Jacob Tierney’s third feature film, Good Neighbours, adds a distinctly Canadian twist on a classic Hitchcock-style thriller, envisioning a cold, claustrophobic world in which no one can be either trusted or in many ways resisted. Set in 1995 during the Quebec referendum, the film spies on three Anglophone residents of an apartment block who try to find friendship merely through proximity and language.
Even with the invention and proliferation of television, radio remains a relevant and fascinating medium. There are some excellent films about the power of the DJ voice, from Talk Radio to Pump Up the Volume to The Fisher King. Something about the disembodied voice allows the listener to imagine any person they choose as the owner of that voice, and twist the words to their own ideals. Sang Man Kim’s new thriller Midnight F.M. can easily be added not only to the radio film canon, but also to the slate of great thrillers being produced in recent years in South Korea.
There is a particular subgenre of kitschy horror film that comes out of countries like Spain and Italy. Usually something to do with some dark legend, a dark devil, and a group of hot young people who get caught up in the madness. Spanish director José Luis Alemán continues with his Valdemar series in La Sombra Prohibida, based on H.P. Lovecraft's work. You have the ingredients for a cult Spanish horror film, but unfortunately the film doesn’t entirely work out.
Anytime a film has Guillermo del Toro’s name attached to it, a viewer has some fairly standard and somewhat high expectations. Del Toro wrote the screenplay for and produced Don’t Be Afraid of the Dark, which has many of his signature tropes.
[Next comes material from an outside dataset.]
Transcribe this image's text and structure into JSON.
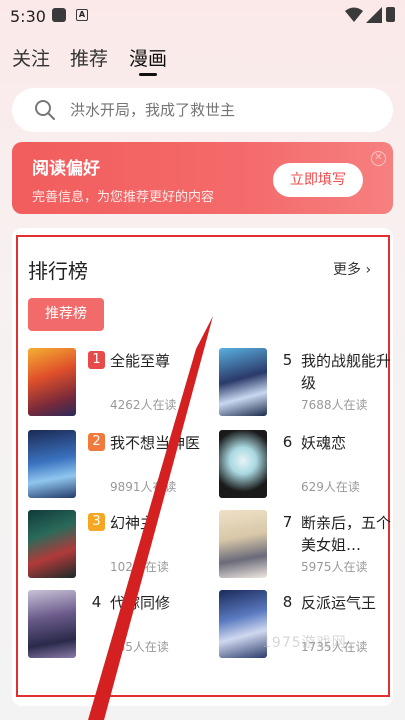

This film is admittedly not up the standards of his previous work, but it is a better-than-average horror-fantasy film with a decent story and enough scares to keep it entertaining.